there are some techniques to supposedly “try” to speed up the mingw and one that got my attention is to install the ultimate++ app just to snatch the linker ld.exe and the archiver ar.exe to speed up gcc… just tried it… it doesnt work outside ultimate++.

the guys at ultimate++ obviously got ultra bored at mingw and made their own custom modules, but outside ultimate++ those generate lots of errors.

horribly patched installation but at least it doesn´t craaaaaaaaawwwwwllllll like the 2003 and 2005 versions. and they try to push the .net framework along just to make the developer even more dependent on their own complex way of doing a gui.

the first important point here is to get AWAY from MFC and get CLOSER to a different option like JUCE and by using m$ compilers, of course they want to push all this garbage along with the compiler.

after msvc6 they just tried to make a “cuter” environment at the cost of development speed and compiling.

and finally m$ never got the guts to add full support in msvc6 for giving a SINGLE package contaning the tools for developing aplications the version 6 so you have to do lots of patches that at the end create a lousy development environment. (processor pack, sdk, service packs…)

ridiculously enough, msvc6 does not upgrades the include *.h files to be at least compatible with win2000 so you have to do both the sp6 and the sdk.

worse than that when you install the sdk for at least give compatibility to win2000 (my os of choice, stable faster and acceptable size) it creates duplicated include file folder instead of correctly patching the include folder inside vs98 include folder.

they also recommend to put sdk include directory on top of msvc include and to keep both which is absurd because allows the compiler to recall vs98 headers when it doesn´t find sdk headers giving a lot of compilation headaches.

for the service packs the processor pack stoppet at sp5 so if you try to put sp6 it refuses to install and when dealing with core gui libs it is important to have good processor support to use fast instructions for screen management (mmx sse sse2)

due to those separate packs (sdk, sp5, sp6, processor pack) all the code that is found on the net compiles for some non standard combination of those.

in this matter mingw receives a 10+ note because they ignored all those “packs” and made their own updated winapi, so with a very small 40meg pack you get standard support that otherwise with msvc would require 1gig of packages to have the same functionality, if mingw was faster on compilation it would be absolutely perfect.

i´m tempted to use msvc6 because even with the monstrous amount of packages it compiles fast and i like to do small adjustments on the code and recompile a lot of times, but as soon mingw/gcc compiles faster than msvc i will switch to it and retire msvc forever.

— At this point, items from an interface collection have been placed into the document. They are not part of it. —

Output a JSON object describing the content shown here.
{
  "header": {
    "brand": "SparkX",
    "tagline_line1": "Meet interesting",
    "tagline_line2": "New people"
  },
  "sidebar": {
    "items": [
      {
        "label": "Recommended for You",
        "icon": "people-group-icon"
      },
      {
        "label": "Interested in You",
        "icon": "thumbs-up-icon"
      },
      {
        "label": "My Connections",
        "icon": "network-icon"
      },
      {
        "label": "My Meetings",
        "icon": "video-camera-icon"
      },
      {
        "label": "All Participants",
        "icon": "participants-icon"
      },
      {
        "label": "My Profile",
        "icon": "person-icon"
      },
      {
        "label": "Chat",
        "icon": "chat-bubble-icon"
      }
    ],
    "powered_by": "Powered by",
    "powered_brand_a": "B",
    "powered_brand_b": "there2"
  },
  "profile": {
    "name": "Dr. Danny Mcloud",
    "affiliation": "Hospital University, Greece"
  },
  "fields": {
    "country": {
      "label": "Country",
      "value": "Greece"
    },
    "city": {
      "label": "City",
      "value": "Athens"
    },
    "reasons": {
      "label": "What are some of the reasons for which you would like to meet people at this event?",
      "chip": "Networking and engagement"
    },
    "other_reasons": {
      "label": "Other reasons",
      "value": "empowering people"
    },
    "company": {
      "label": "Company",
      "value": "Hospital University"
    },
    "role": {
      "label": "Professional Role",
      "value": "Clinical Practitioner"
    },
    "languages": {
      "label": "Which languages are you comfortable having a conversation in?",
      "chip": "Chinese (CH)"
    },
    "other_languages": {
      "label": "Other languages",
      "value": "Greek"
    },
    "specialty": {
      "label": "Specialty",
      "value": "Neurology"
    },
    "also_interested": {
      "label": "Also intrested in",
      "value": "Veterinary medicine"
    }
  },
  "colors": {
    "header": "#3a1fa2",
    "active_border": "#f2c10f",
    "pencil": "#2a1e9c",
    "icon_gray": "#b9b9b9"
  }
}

there is one small but important detail that i´ve checked that msvc6 does that i know that borland doesn´t.

it allows inline asm procedures without stackframe.
those are functions that are full asm like:

inline alloc(int)
//some code

when this gets called in the middle of the code it does´nt generate a call along with a push bp mov bp,sp and ret inside the function.

it adds the code directly inside main code (forbidden in borland)

this is risky but when properly used in functions that are called a lot it provides an imense speedup.

if you use this technique in a putpixel function for example it will fly.
And this core optimization in root functions affect all the other parent functions.

that´s exactly what watcom makes, insert asm code directly in the body of other code.

i remember to this day that when i used this technique to modify the putpixel in the graph svga unit in the old borland pascal days, it was speeded up by a factor of 8000%!!! (also doing some trick to avoid the MUL instruction using a lookup table) so all the other line, rectangle etc were benefited.

this is why i think watcom deserves a try because it may compensate those aspects of gcc and msvc.

if you try to use it, chances are that JUCE will run faster than gcc or msvc and the use of it for developers will be easier not having to install msvc complex packages or waiting for gcc to compile.

this may be a bit off-topic but i think it´s interesting to see more opinions on compilers beyond openwatcom.

just found some discussion here, today: